- **Exercise requirements**:
What you should end up with is an exact copy of the lines from the one holding "Output a JSON" through the last line of the entries below, both included, and nothing else; leave every picture out.

- **Supplied records**:
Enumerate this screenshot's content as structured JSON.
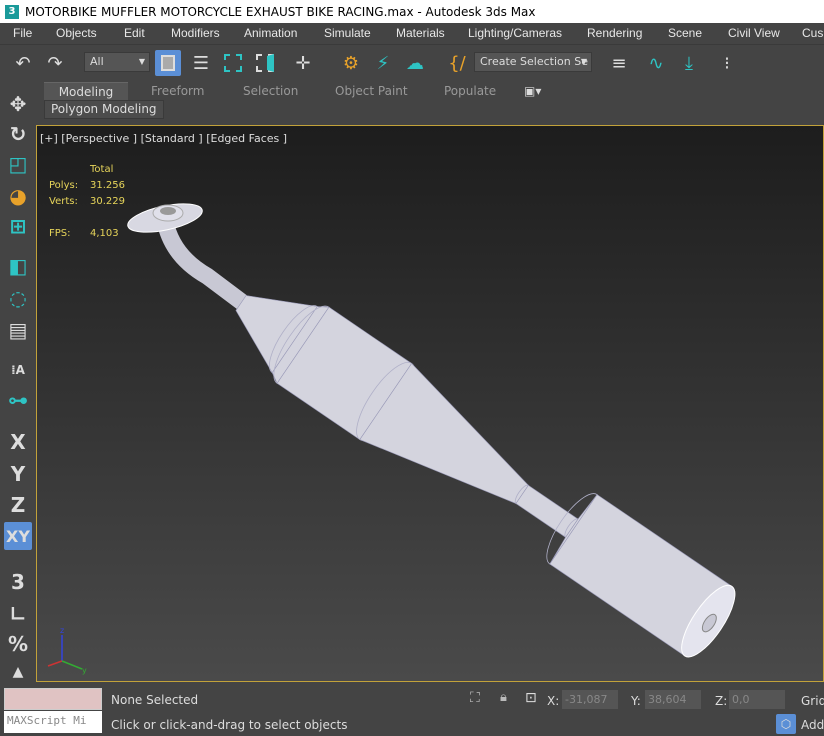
{
  "window": {
    "title": "MOTORBIKE MUFFLER MOTORCYCLE EXHAUST BIKE RACING.max - Autodesk 3ds Max",
    "logo": "3"
  },
  "menu": [
    "File",
    "Objects",
    "Edit",
    "Modifiers",
    "Animation",
    "Simulate",
    "Materials",
    "Lighting/Cameras",
    "Rendering",
    "Scene",
    "Civil View",
    "Cus"
  ],
  "toolbar": {
    "filter": "All",
    "selection_set": "Create Selection Se"
  },
  "ribbon": {
    "tabs": [
      "Modeling",
      "Freeform",
      "Selection",
      "Object Paint",
      "Populate"
    ],
    "active_tab": "Modeling",
    "panel": "Polygon Modeling"
  },
  "left_tools": {
    "x": "X",
    "y": "Y",
    "z": "Z",
    "xy": "XY",
    "snap3": "3",
    "percent": "%"
  },
  "viewport": {
    "label": "[+] [Perspective ] [Standard ] [Edged Faces ]",
    "stats": {
      "header": "Total",
      "polys_label": "Polys:",
      "polys": "31.256",
      "verts_label": "Verts:",
      "verts": "30.229",
      "fps_label": "FPS:",
      "fps": "4,103"
    },
    "axis": {
      "z": "z",
      "y": "y",
      "x": "x"
    }
  },
  "status": {
    "selection": "None Selected",
    "prompt": "Click or click-and-drag to select objects",
    "maxscript": "MAXScript Mi",
    "x_label": "X:",
    "x": "-31,087",
    "y_label": "Y:",
    "y": "38,604",
    "z_label": "Z:",
    "z": "0,0",
    "grid": "Grid",
    "add": "Add"
  },
  "colors": {
    "accent": "#5b8fd6",
    "viewport_border": "#c2a23a",
    "stats_text": "#e6d45a",
    "teal_icon": "#2ec4c4"
  }
}
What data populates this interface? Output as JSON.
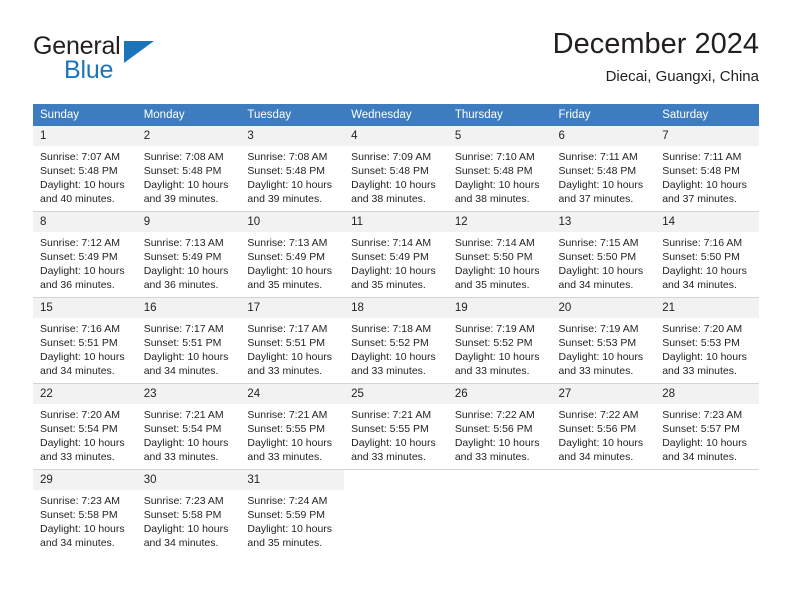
{
  "brand": {
    "name_part1": "General",
    "name_part2": "Blue",
    "logo_icon": "triangle-flag-icon",
    "color_primary": "#1b75bb",
    "color_text": "#231f20"
  },
  "header": {
    "title": "December 2024",
    "subtitle": "Diecai, Guangxi, China"
  },
  "calendar": {
    "header_bg": "#3d7cbf",
    "daynum_bg": "#f2f2f2",
    "weekday_headers": [
      "Sunday",
      "Monday",
      "Tuesday",
      "Wednesday",
      "Thursday",
      "Friday",
      "Saturday"
    ],
    "weeks": [
      [
        {
          "day": "1",
          "sunrise": "Sunrise: 7:07 AM",
          "sunset": "Sunset: 5:48 PM",
          "daylight": "Daylight: 10 hours and 40 minutes."
        },
        {
          "day": "2",
          "sunrise": "Sunrise: 7:08 AM",
          "sunset": "Sunset: 5:48 PM",
          "daylight": "Daylight: 10 hours and 39 minutes."
        },
        {
          "day": "3",
          "sunrise": "Sunrise: 7:08 AM",
          "sunset": "Sunset: 5:48 PM",
          "daylight": "Daylight: 10 hours and 39 minutes."
        },
        {
          "day": "4",
          "sunrise": "Sunrise: 7:09 AM",
          "sunset": "Sunset: 5:48 PM",
          "daylight": "Daylight: 10 hours and 38 minutes."
        },
        {
          "day": "5",
          "sunrise": "Sunrise: 7:10 AM",
          "sunset": "Sunset: 5:48 PM",
          "daylight": "Daylight: 10 hours and 38 minutes."
        },
        {
          "day": "6",
          "sunrise": "Sunrise: 7:11 AM",
          "sunset": "Sunset: 5:48 PM",
          "daylight": "Daylight: 10 hours and 37 minutes."
        },
        {
          "day": "7",
          "sunrise": "Sunrise: 7:11 AM",
          "sunset": "Sunset: 5:48 PM",
          "daylight": "Daylight: 10 hours and 37 minutes."
        }
      ],
      [
        {
          "day": "8",
          "sunrise": "Sunrise: 7:12 AM",
          "sunset": "Sunset: 5:49 PM",
          "daylight": "Daylight: 10 hours and 36 minutes."
        },
        {
          "day": "9",
          "sunrise": "Sunrise: 7:13 AM",
          "sunset": "Sunset: 5:49 PM",
          "daylight": "Daylight: 10 hours and 36 minutes."
        },
        {
          "day": "10",
          "sunrise": "Sunrise: 7:13 AM",
          "sunset": "Sunset: 5:49 PM",
          "daylight": "Daylight: 10 hours and 35 minutes."
        },
        {
          "day": "11",
          "sunrise": "Sunrise: 7:14 AM",
          "sunset": "Sunset: 5:49 PM",
          "daylight": "Daylight: 10 hours and 35 minutes."
        },
        {
          "day": "12",
          "sunrise": "Sunrise: 7:14 AM",
          "sunset": "Sunset: 5:50 PM",
          "daylight": "Daylight: 10 hours and 35 minutes."
        },
        {
          "day": "13",
          "sunrise": "Sunrise: 7:15 AM",
          "sunset": "Sunset: 5:50 PM",
          "daylight": "Daylight: 10 hours and 34 minutes."
        },
        {
          "day": "14",
          "sunrise": "Sunrise: 7:16 AM",
          "sunset": "Sunset: 5:50 PM",
          "daylight": "Daylight: 10 hours and 34 minutes."
        }
      ],
      [
        {
          "day": "15",
          "sunrise": "Sunrise: 7:16 AM",
          "sunset": "Sunset: 5:51 PM",
          "daylight": "Daylight: 10 hours and 34 minutes."
        },
        {
          "day": "16",
          "sunrise": "Sunrise: 7:17 AM",
          "sunset": "Sunset: 5:51 PM",
          "daylight": "Daylight: 10 hours and 34 minutes."
        },
        {
          "day": "17",
          "sunrise": "Sunrise: 7:17 AM",
          "sunset": "Sunset: 5:51 PM",
          "daylight": "Daylight: 10 hours and 33 minutes."
        },
        {
          "day": "18",
          "sunrise": "Sunrise: 7:18 AM",
          "sunset": "Sunset: 5:52 PM",
          "daylight": "Daylight: 10 hours and 33 minutes."
        },
        {
          "day": "19",
          "sunrise": "Sunrise: 7:19 AM",
          "sunset": "Sunset: 5:52 PM",
          "daylight": "Daylight: 10 hours and 33 minutes."
        },
        {
          "day": "20",
          "sunrise": "Sunrise: 7:19 AM",
          "sunset": "Sunset: 5:53 PM",
          "daylight": "Daylight: 10 hours and 33 minutes."
        },
        {
          "day": "21",
          "sunrise": "Sunrise: 7:20 AM",
          "sunset": "Sunset: 5:53 PM",
          "daylight": "Daylight: 10 hours and 33 minutes."
        }
      ],
      [
        {
          "day": "22",
          "sunrise": "Sunrise: 7:20 AM",
          "sunset": "Sunset: 5:54 PM",
          "daylight": "Daylight: 10 hours and 33 minutes."
        },
        {
          "day": "23",
          "sunrise": "Sunrise: 7:21 AM",
          "sunset": "Sunset: 5:54 PM",
          "daylight": "Daylight: 10 hours and 33 minutes."
        },
        {
          "day": "24",
          "sunrise": "Sunrise: 7:21 AM",
          "sunset": "Sunset: 5:55 PM",
          "daylight": "Daylight: 10 hours and 33 minutes."
        },
        {
          "day": "25",
          "sunrise": "Sunrise: 7:21 AM",
          "sunset": "Sunset: 5:55 PM",
          "daylight": "Daylight: 10 hours and 33 minutes."
        },
        {
          "day": "26",
          "sunrise": "Sunrise: 7:22 AM",
          "sunset": "Sunset: 5:56 PM",
          "daylight": "Daylight: 10 hours and 33 minutes."
        },
        {
          "day": "27",
          "sunrise": "Sunrise: 7:22 AM",
          "sunset": "Sunset: 5:56 PM",
          "daylight": "Daylight: 10 hours and 34 minutes."
        },
        {
          "day": "28",
          "sunrise": "Sunrise: 7:23 AM",
          "sunset": "Sunset: 5:57 PM",
          "daylight": "Daylight: 10 hours and 34 minutes."
        }
      ],
      [
        {
          "day": "29",
          "sunrise": "Sunrise: 7:23 AM",
          "sunset": "Sunset: 5:58 PM",
          "daylight": "Daylight: 10 hours and 34 minutes."
        },
        {
          "day": "30",
          "sunrise": "Sunrise: 7:23 AM",
          "sunset": "Sunset: 5:58 PM",
          "daylight": "Daylight: 10 hours and 34 minutes."
        },
        {
          "day": "31",
          "sunrise": "Sunrise: 7:24 AM",
          "sunset": "Sunset: 5:59 PM",
          "daylight": "Daylight: 10 hours and 35 minutes."
        },
        {
          "day": "",
          "sunrise": "",
          "sunset": "",
          "daylight": ""
        },
        {
          "day": "",
          "sunrise": "",
          "sunset": "",
          "daylight": ""
        },
        {
          "day": "",
          "sunrise": "",
          "sunset": "",
          "daylight": ""
        },
        {
          "day": "",
          "sunrise": "",
          "sunset": "",
          "daylight": ""
        }
      ]
    ]
  }
}
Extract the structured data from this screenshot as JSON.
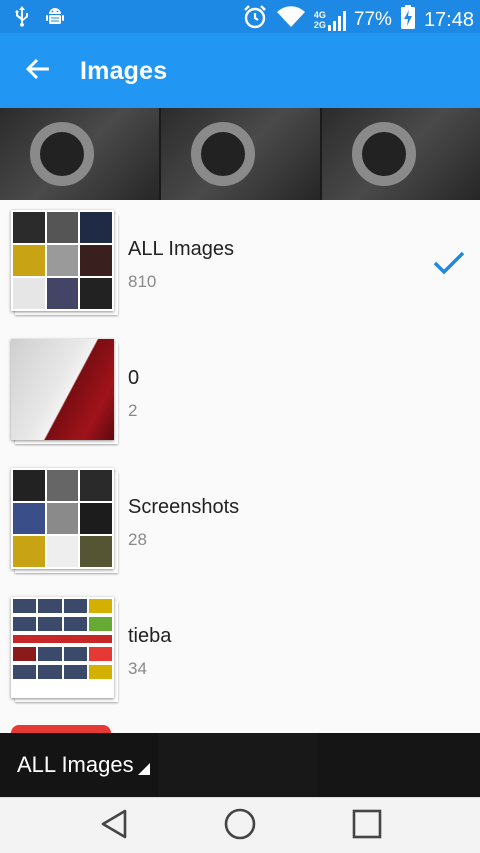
{
  "status_bar": {
    "battery_percent": "77%",
    "time": "17:48",
    "network_top": "4G",
    "network_bottom": "2G",
    "icons": [
      "usb-icon",
      "android-debug-icon",
      "alarm-icon",
      "wifi-icon",
      "signal-icon",
      "battery-charging-icon"
    ]
  },
  "app_bar": {
    "title": "Images",
    "back_icon": "arrow-back-icon"
  },
  "folders": [
    {
      "name": "ALL Images",
      "count": "810",
      "selected": true
    },
    {
      "name": "0",
      "count": "2",
      "selected": false
    },
    {
      "name": "Screenshots",
      "count": "28",
      "selected": false
    },
    {
      "name": "tieba",
      "count": "34",
      "selected": false
    }
  ],
  "album_selector": {
    "label": "ALL Images"
  },
  "nav_bar": {
    "buttons": [
      "back-triangle-icon",
      "home-circle-icon",
      "recents-square-icon"
    ]
  },
  "colors": {
    "status_bar": "#1e88e5",
    "app_bar": "#2196f3",
    "check": "#1e88e5",
    "list_bg": "#fafafa",
    "count_text": "#8a8a8a"
  }
}
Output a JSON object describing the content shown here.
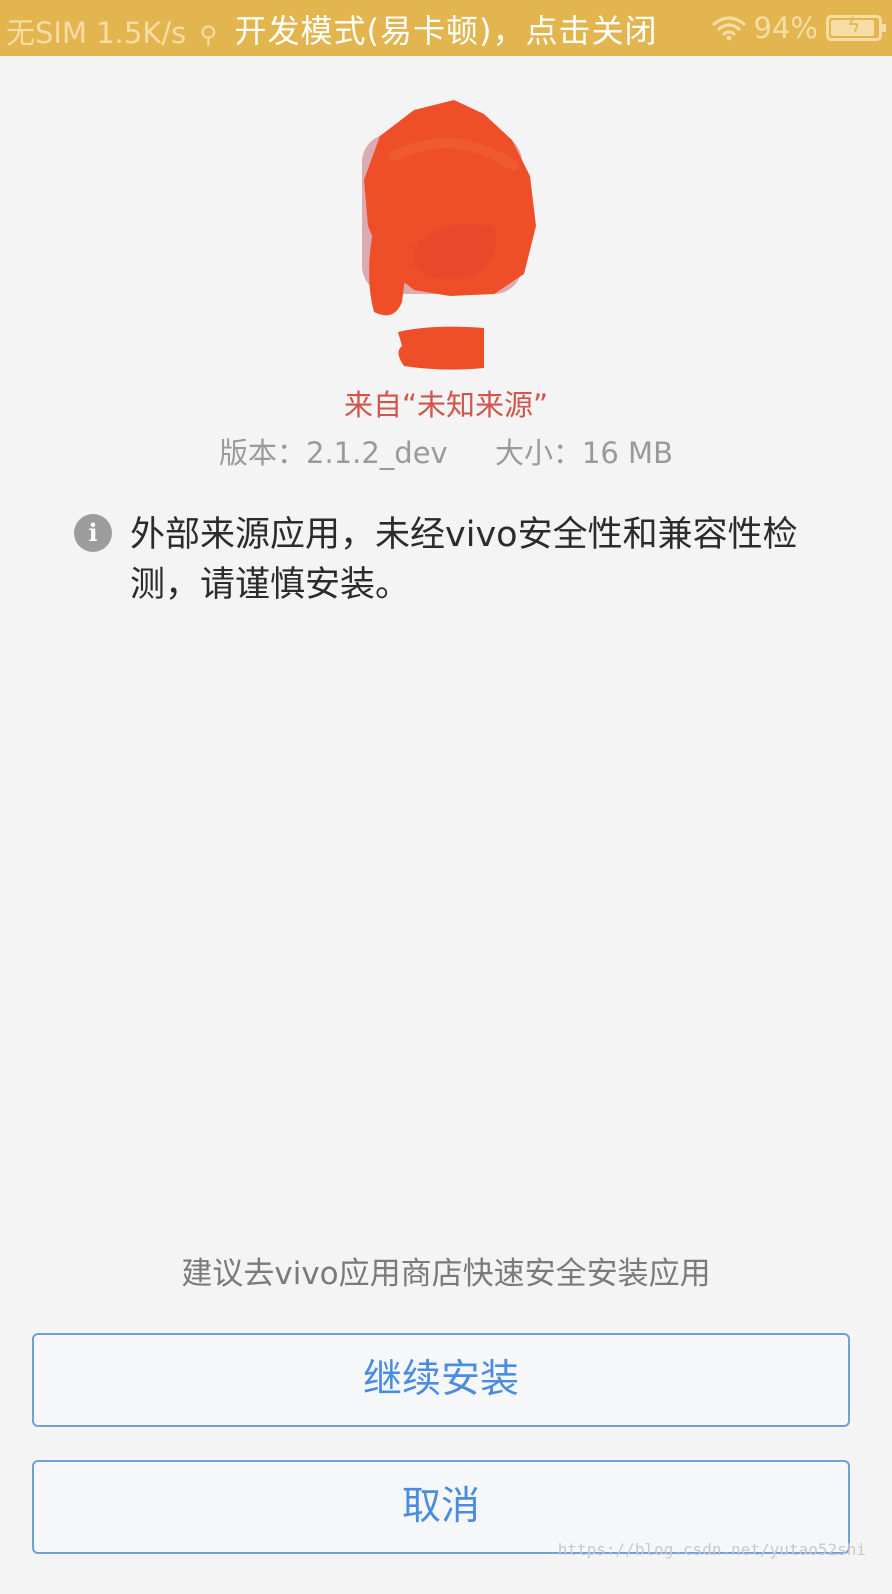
{
  "status_bar": {
    "carrier": "无SIM",
    "speed": "1.5K/s",
    "dev_banner": "开发模式(易卡顿)，点击关闭",
    "battery_percent": "94%",
    "battery_level": 0.94,
    "background_color": "#e3b54f",
    "icons": [
      "usb-icon",
      "wifi-icon",
      "battery-charging-icon"
    ]
  },
  "app": {
    "icon": "app-icon-redacted",
    "source": "来自“未知来源”",
    "version_label": "版本：2.1.2_dev",
    "size_label": "大小：16 MB"
  },
  "warning": {
    "icon": "info-icon",
    "text": "外部来源应用，未经vivo安全性和兼容性检测，请谨慎安装。"
  },
  "suggestion": "建议去vivo应用商店快速安全安装应用",
  "buttons": {
    "continue_label": "继续安装",
    "cancel_label": "取消",
    "accent_color": "#4a8de0"
  },
  "watermark": "https://blog.csdn.net/yutao52shi"
}
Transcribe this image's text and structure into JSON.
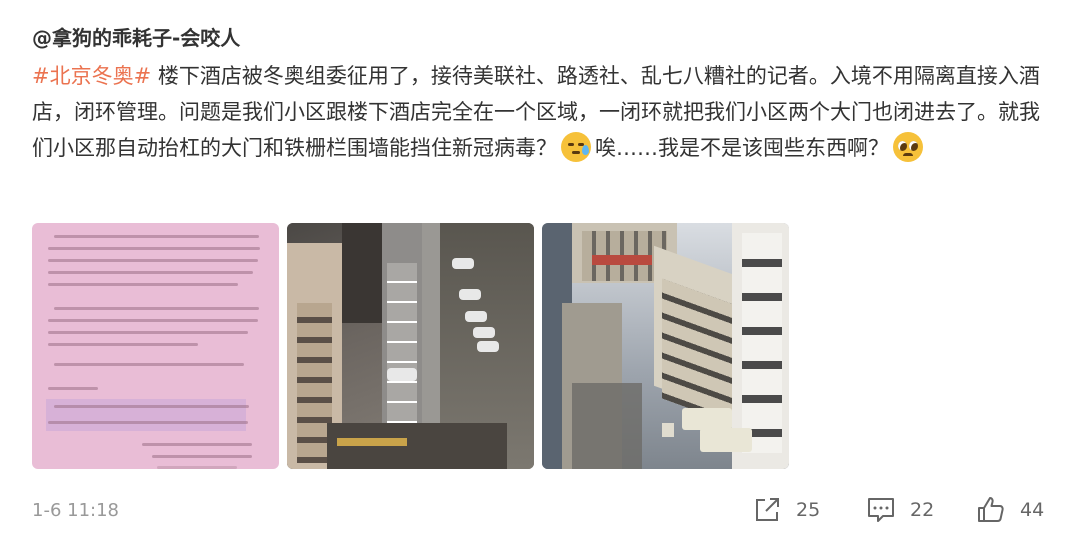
{
  "post": {
    "author": "@拿狗的乖耗子-会咬人",
    "topic": "#北京冬奥#",
    "text_1": " 楼下酒店被冬奥组委征用了，接待美联社、路透社、乱七八糟社的记者。入境不用隔离直接入酒店，闭环管理。问题是我们小区跟楼下酒店完全在一个区域，一闭环就把我们小区两个大门也闭进去了。就我们小区那自动抬杠的大门和铁栅栏围墙能挡住新冠病毒？",
    "emoji_1": "sweat-emoji",
    "text_2": "唉……我是不是该囤些东西啊？",
    "emoji_2": "pleading-emoji",
    "time": "1-6 11:18"
  },
  "images": [
    {
      "name": "notice-photo"
    },
    {
      "name": "hotel-street-photo"
    },
    {
      "name": "hotel-courtyard-photo"
    }
  ],
  "actions": {
    "share_icon": "share-icon",
    "share_count": "25",
    "comment_icon": "comment-icon",
    "comment_count": "22",
    "like_icon": "thumbs-up-icon",
    "like_count": "44"
  },
  "colors": {
    "topic": "#eb7350",
    "text": "#333333",
    "meta": "#999999"
  }
}
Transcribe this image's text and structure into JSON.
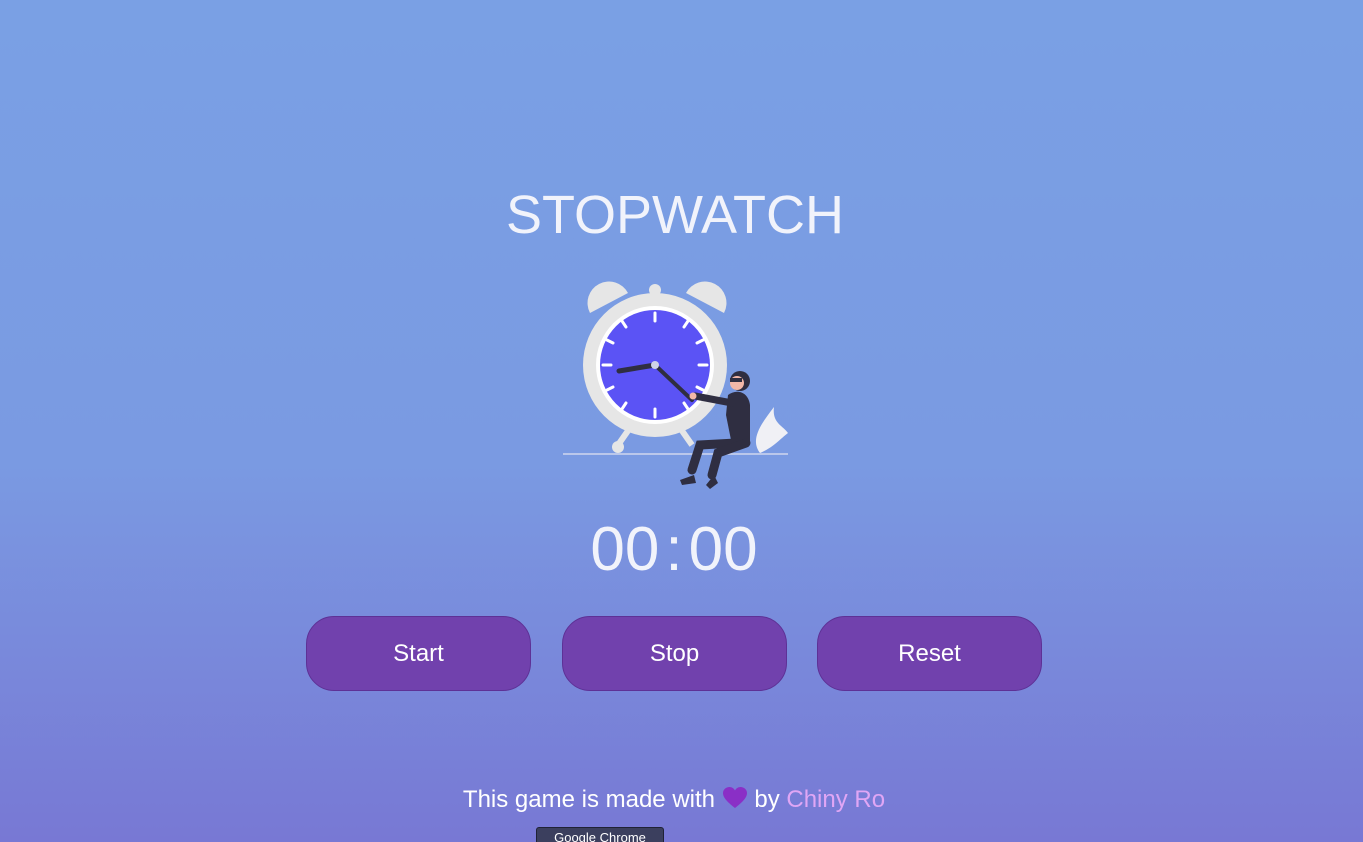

- **Solved exercise**:
Output a JSON object describing the content shown here.
{
  "status_bar": {
    "carrier": "无SIM",
    "speed": "1.5K/s",
    "dev_banner": "开发模式(易卡顿)，点击关闭",
    "battery_percent": "94%",
    "battery_level": 0.94,
    "background_color": "#e3b54f",
    "icons": [
      "usb-icon",
      "wifi-icon",
      "battery-charging-icon"
    ]
  },
  "app": {
    "icon": "app-icon-redacted",
    "source": "来自“未知来源”",
    "version_label": "版本：2.1.2_dev",
    "size_label": "大小：16 MB"
  },
  "warning": {
    "icon": "info-icon",
    "text": "外部来源应用，未经vivo安全性和兼容性检测，请谨慎安装。"
  },
  "suggestion": "建议去vivo应用商店快速安全安装应用",
  "buttons": {
    "continue_label": "继续安装",
    "cancel_label": "取消",
    "accent_color": "#4a8de0"
  },
  "watermark": "https://blog.csdn.net/yutao52shi"
}
Transcribe this image's text and structure into JSON.
{
  "post": {
    "author": "@拿狗的乖耗子-会咬人",
    "topic": "#北京冬奥#",
    "text_1": " 楼下酒店被冬奥组委征用了，接待美联社、路透社、乱七八糟社的记者。入境不用隔离直接入酒店，闭环管理。问题是我们小区跟楼下酒店完全在一个区域，一闭环就把我们小区两个大门也闭进去了。就我们小区那自动抬杠的大门和铁栅栏围墙能挡住新冠病毒？",
    "emoji_1": "sweat-emoji",
    "text_2": "唉……我是不是该囤些东西啊？",
    "emoji_2": "pleading-emoji",
    "time": "1-6 11:18"
  },
  "images": [
    {
      "name": "notice-photo"
    },
    {
      "name": "hotel-street-photo"
    },
    {
      "name": "hotel-courtyard-photo"
    }
  ],
  "actions": {
    "share_icon": "share-icon",
    "share_count": "25",
    "comment_icon": "comment-icon",
    "comment_count": "22",
    "like_icon": "thumbs-up-icon",
    "like_count": "44"
  },
  "colors": {
    "topic": "#eb7350",
    "text": "#333333",
    "meta": "#999999"
  }
}
Transcribe this image's text and structure into JSON.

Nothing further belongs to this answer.